« Reply #125 on: December 13, 2023, 01:35:32 AM »
Visual evidence of a rocket exhausting gas is not evidence.

FTFY.
*sigh*
Two simple questions for you:
1) Is momentum conserved in a closed system?
2) Is momentum conserved if matter leaves a closed system?
Abandon hope all ye who press enter here.

Science is what happens when preconception meets verification.

Ignorance more frequently begets confidence than does knowledge. -- Charles Darwin

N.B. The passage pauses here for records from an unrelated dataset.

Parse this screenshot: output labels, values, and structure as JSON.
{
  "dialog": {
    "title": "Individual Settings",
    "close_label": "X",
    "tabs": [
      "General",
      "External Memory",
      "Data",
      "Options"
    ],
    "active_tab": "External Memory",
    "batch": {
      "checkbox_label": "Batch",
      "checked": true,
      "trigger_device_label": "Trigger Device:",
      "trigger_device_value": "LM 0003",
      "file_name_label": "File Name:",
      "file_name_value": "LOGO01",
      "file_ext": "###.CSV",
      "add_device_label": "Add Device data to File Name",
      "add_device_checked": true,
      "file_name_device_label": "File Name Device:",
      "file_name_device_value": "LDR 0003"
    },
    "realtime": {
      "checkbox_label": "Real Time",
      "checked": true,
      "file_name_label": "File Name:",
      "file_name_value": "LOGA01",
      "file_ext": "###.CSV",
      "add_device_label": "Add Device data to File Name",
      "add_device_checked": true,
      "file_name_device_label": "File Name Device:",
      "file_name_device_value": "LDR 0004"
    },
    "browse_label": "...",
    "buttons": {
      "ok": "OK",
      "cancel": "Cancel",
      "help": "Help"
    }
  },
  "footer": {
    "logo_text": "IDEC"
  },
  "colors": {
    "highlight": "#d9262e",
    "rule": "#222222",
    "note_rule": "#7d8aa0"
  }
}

If you can't demonstrate it, then you shouldn't believe it.